_EXERCISE_: Copy the records word for word, omitting all pictures.

Component data from apps and pages
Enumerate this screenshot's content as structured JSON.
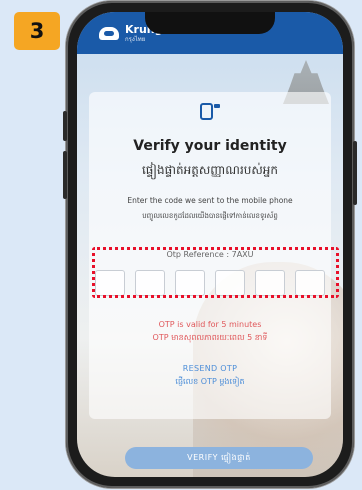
{
  "step": "3",
  "header": {
    "brand_name": "Krungthai",
    "brand_sub": "กรุงไทย"
  },
  "card": {
    "title": "Verify your identity",
    "title_km": "ផ្ទៀងផ្ទាត់អត្តសញ្ញាណរបស់អ្នក",
    "hint": "Enter the code we sent to the mobile phone",
    "hint_km": "បញ្ចូលលេខកូដដែលយើងបានផ្ញើទៅកាន់លេខទូរស័ព្ទ",
    "otp_reference": "Otp Reference : 7AXU",
    "otp_digits": [
      "",
      "",
      "",
      "",
      "",
      ""
    ],
    "valid_text": "OTP is valid for 5 minutes",
    "valid_text_km": "OTP មានសុពលភាពរយៈពេល 5 នាទី",
    "resend_label": "RESEND OTP",
    "resend_label_km": "ផ្ញើលេខ OTP ម្តងទៀត",
    "verify_label": "VERIFY ផ្ទៀងផ្ទាត់"
  },
  "colors": {
    "accent": "#1a5aa8",
    "badge": "#f5a623",
    "highlight": "#e8102a",
    "warning": "#e0585b",
    "link": "#4d8ed8"
  }
}
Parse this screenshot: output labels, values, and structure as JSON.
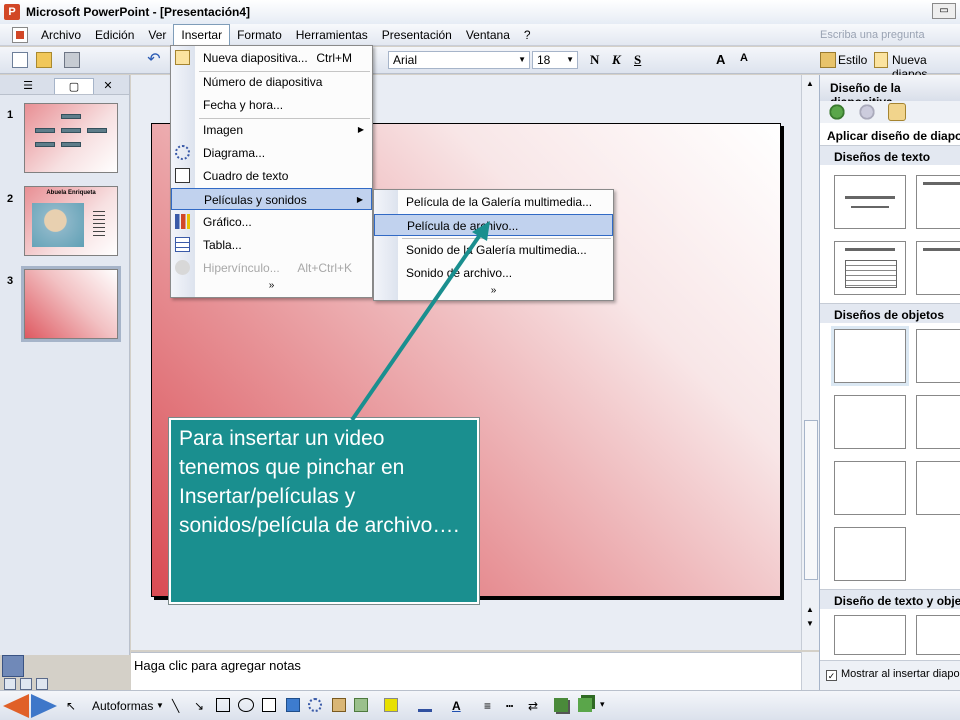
{
  "window": {
    "title": "Microsoft PowerPoint - [Presentación4]"
  },
  "menubar": {
    "items": [
      "Archivo",
      "Edición",
      "Ver",
      "Insertar",
      "Formato",
      "Herramientas",
      "Presentación",
      "Ventana",
      "?"
    ],
    "ask_placeholder": "Escriba una pregunta"
  },
  "toolbar": {
    "font": "Arial",
    "size": "18",
    "bold": "N",
    "italic": "K",
    "underline": "S",
    "style_label": "Estilo",
    "new_slide_label": "Nueva diapos"
  },
  "slides_panel": {
    "numbers": [
      "1",
      "2",
      "3"
    ],
    "slide2_title": "Abuela Enriqueta"
  },
  "insert_menu": {
    "items": [
      {
        "label": "Nueva diapositiva...",
        "shortcut": "Ctrl+M"
      },
      {
        "label": "Número de diapositiva"
      },
      {
        "label": "Fecha y hora..."
      },
      {
        "label": "Imagen"
      },
      {
        "label": "Diagrama..."
      },
      {
        "label": "Cuadro de texto"
      },
      {
        "label": "Películas y sonidos"
      },
      {
        "label": "Gráfico..."
      },
      {
        "label": "Tabla..."
      },
      {
        "label": "Hipervínculo...",
        "shortcut": "Alt+Ctrl+K"
      }
    ],
    "more": "»"
  },
  "submenu": {
    "items": [
      {
        "label": "Película de la Galería multimedia..."
      },
      {
        "label": "Película de archivo..."
      },
      {
        "label": "Sonido de la Galería multimedia..."
      },
      {
        "label": "Sonido de archivo..."
      }
    ],
    "more": "»"
  },
  "slide": {
    "callout": "Para insertar un video tenemos que pinchar en Insertar/películas y sonidos/película de archivo…."
  },
  "notes": {
    "placeholder": "Haga clic para agregar notas"
  },
  "task_pane": {
    "title": "Diseño de la diapositiva",
    "apply_label": "Aplicar diseño de diapos",
    "sections": [
      "Diseños de texto",
      "Diseños de objetos",
      "Diseño de texto y obje"
    ],
    "footer": "Mostrar al insertar diapo"
  },
  "drawing_toolbar": {
    "autoshapes": "Autoformas"
  },
  "colors": {
    "accent_teal": "#1a8f8f",
    "menu_highlight": "#c1d2ee",
    "slide_red": "#d94b53"
  }
}
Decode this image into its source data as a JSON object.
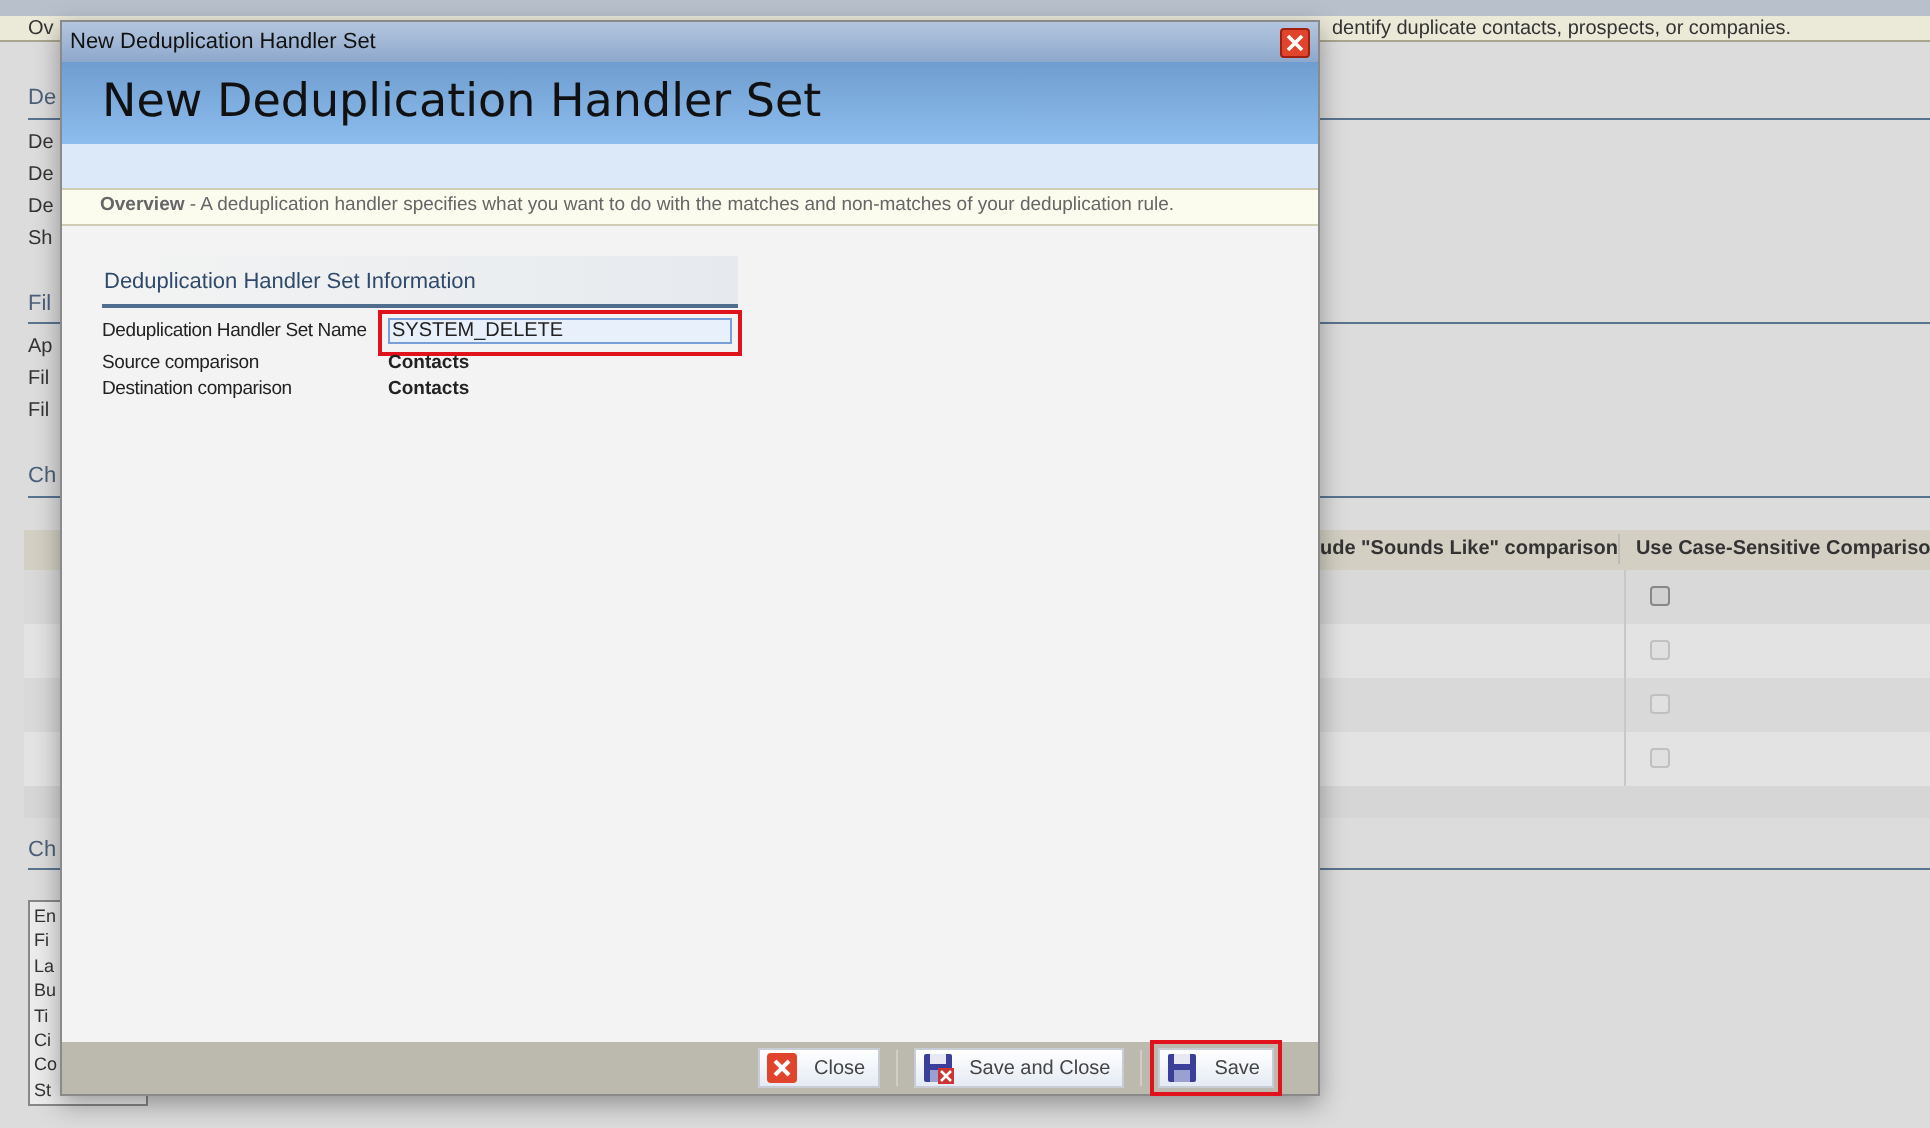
{
  "page": {
    "overview_left": "Ov",
    "overview_right": "dentify duplicate contacts, prospects, or companies.",
    "sections": [
      {
        "heading": "De",
        "rows": [
          "De",
          "De",
          "De",
          "Sh"
        ]
      },
      {
        "heading": "Fil",
        "rows": [
          "Ap",
          "Fil",
          "Fil"
        ]
      },
      {
        "heading": "Ch"
      }
    ],
    "table": {
      "columns": [
        "ude \"Sounds Like\" comparison",
        "Use Case-Sensitive Compariso"
      ],
      "rows": [
        {
          "checked": false,
          "disabled": false
        },
        {
          "checked": false,
          "disabled": true
        },
        {
          "checked": false,
          "disabled": true
        },
        {
          "checked": false,
          "disabled": true
        }
      ]
    },
    "bottom_section": {
      "heading": "Ch",
      "list_items": [
        "En",
        "Fi",
        "La",
        "Bu",
        "Ti",
        "Ci",
        "Co",
        "St"
      ]
    }
  },
  "dialog": {
    "title": "New Deduplication Handler Set",
    "header_title": "New Deduplication Handler Set",
    "overview": "**Overview** - A deduplication handler specifies what you want to do with the matches and non-matches of your deduplication rule.",
    "section_heading": "Deduplication Handler Set Information",
    "fields": [
      {
        "label": "Deduplication Handler Set Name",
        "kind": "input",
        "value": "SYSTEM_DELETE",
        "highlighted": true
      },
      {
        "label": "Source comparison",
        "kind": "text",
        "value": "Contacts",
        "highlighted": false
      },
      {
        "label": "Destination comparison",
        "kind": "text",
        "value": "Contacts",
        "highlighted": false
      }
    ],
    "buttons": [
      {
        "label": "Close",
        "kind": "close",
        "highlighted": false
      },
      {
        "label": "Save and Close",
        "kind": "save_close",
        "highlighted": false
      },
      {
        "label": "Save",
        "kind": "save",
        "highlighted": true
      }
    ]
  }
}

_OUTPUT BELOW_:
Enumerate this screenshot's content as structured JSON.
{
  "step": "3",
  "header": {
    "brand_name": "Krungthai",
    "brand_sub": "กรุงไทย"
  },
  "card": {
    "title": "Verify your identity",
    "title_km": "ផ្ទៀងផ្ទាត់អត្តសញ្ញាណរបស់អ្នក",
    "hint": "Enter the code we sent to the mobile phone",
    "hint_km": "បញ្ចូលលេខកូដដែលយើងបានផ្ញើទៅកាន់លេខទូរស័ព្ទ",
    "otp_reference": "Otp Reference : 7AXU",
    "otp_digits": [
      "",
      "",
      "",
      "",
      "",
      ""
    ],
    "valid_text": "OTP is valid for 5 minutes",
    "valid_text_km": "OTP មានសុពលភាពរយៈពេល 5 នាទី",
    "resend_label": "RESEND OTP",
    "resend_label_km": "ផ្ញើលេខ OTP ម្តងទៀត",
    "verify_label": "VERIFY ផ្ទៀងផ្ទាត់"
  },
  "colors": {
    "accent": "#1a5aa8",
    "badge": "#f5a623",
    "highlight": "#e8102a",
    "warning": "#e0585b",
    "link": "#4d8ed8"
  }
}
Parse this screenshot: output labels, values, and structure as JSON.
{
  "window": {
    "title": "Microsoft PowerPoint - [Presentación4]"
  },
  "menubar": {
    "items": [
      "Archivo",
      "Edición",
      "Ver",
      "Insertar",
      "Formato",
      "Herramientas",
      "Presentación",
      "Ventana",
      "?"
    ],
    "ask_placeholder": "Escriba una pregunta"
  },
  "toolbar": {
    "font": "Arial",
    "size": "18",
    "bold": "N",
    "italic": "K",
    "underline": "S",
    "style_label": "Estilo",
    "new_slide_label": "Nueva diapos"
  },
  "slides_panel": {
    "numbers": [
      "1",
      "2",
      "3"
    ],
    "slide2_title": "Abuela Enriqueta"
  },
  "insert_menu": {
    "items": [
      {
        "label": "Nueva diapositiva...",
        "shortcut": "Ctrl+M"
      },
      {
        "label": "Número de diapositiva"
      },
      {
        "label": "Fecha y hora..."
      },
      {
        "label": "Imagen"
      },
      {
        "label": "Diagrama..."
      },
      {
        "label": "Cuadro de texto"
      },
      {
        "label": "Películas y sonidos"
      },
      {
        "label": "Gráfico..."
      },
      {
        "label": "Tabla..."
      },
      {
        "label": "Hipervínculo...",
        "shortcut": "Alt+Ctrl+K"
      }
    ],
    "more": "»"
  },
  "submenu": {
    "items": [
      {
        "label": "Película de la Galería multimedia..."
      },
      {
        "label": "Película de archivo..."
      },
      {
        "label": "Sonido de la Galería multimedia..."
      },
      {
        "label": "Sonido de archivo..."
      }
    ],
    "more": "»"
  },
  "slide": {
    "callout": "Para insertar un video tenemos que pinchar en Insertar/películas y sonidos/película de archivo…."
  },
  "notes": {
    "placeholder": "Haga clic para agregar notas"
  },
  "task_pane": {
    "title": "Diseño de la diapositiva",
    "apply_label": "Aplicar diseño de diapos",
    "sections": [
      "Diseños de texto",
      "Diseños de objetos",
      "Diseño de texto y obje"
    ],
    "footer": "Mostrar al insertar diapo"
  },
  "drawing_toolbar": {
    "autoshapes": "Autoformas"
  },
  "colors": {
    "accent_teal": "#1a8f8f",
    "menu_highlight": "#c1d2ee",
    "slide_red": "#d94b53"
  }
}
Decode this image into its source data as a JSON object.
{
  "page": {
    "overview_left": "Ov",
    "overview_right": "dentify duplicate contacts, prospects, or companies.",
    "sections": [
      {
        "heading": "De",
        "rows": [
          "De",
          "De",
          "De",
          "Sh"
        ]
      },
      {
        "heading": "Fil",
        "rows": [
          "Ap",
          "Fil",
          "Fil"
        ]
      },
      {
        "heading": "Ch"
      }
    ],
    "table": {
      "columns": [
        "ude \"Sounds Like\" comparison",
        "Use Case-Sensitive Compariso"
      ],
      "rows": [
        {
          "checked": false,
          "disabled": false
        },
        {
          "checked": false,
          "disabled": true
        },
        {
          "checked": false,
          "disabled": true
        },
        {
          "checked": false,
          "disabled": true
        }
      ]
    },
    "bottom_section": {
      "heading": "Ch",
      "list_items": [
        "En",
        "Fi",
        "La",
        "Bu",
        "Ti",
        "Ci",
        "Co",
        "St"
      ]
    }
  },
  "dialog": {
    "title": "New Deduplication Handler Set",
    "header_title": "New Deduplication Handler Set",
    "overview": "**Overview** - A deduplication handler specifies what you want to do with the matches and non-matches of your deduplication rule.",
    "section_heading": "Deduplication Handler Set Information",
    "fields": [
      {
        "label": "Deduplication Handler Set Name",
        "kind": "input",
        "value": "SYSTEM_DELETE",
        "highlighted": true
      },
      {
        "label": "Source comparison",
        "kind": "text",
        "value": "Contacts",
        "highlighted": false
      },
      {
        "label": "Destination comparison",
        "kind": "text",
        "value": "Contacts",
        "highlighted": false
      }
    ],
    "buttons": [
      {
        "label": "Close",
        "kind": "close",
        "highlighted": false
      },
      {
        "label": "Save and Close",
        "kind": "save_close",
        "highlighted": false
      },
      {
        "label": "Save",
        "kind": "save",
        "highlighted": true
      }
    ]
  }
}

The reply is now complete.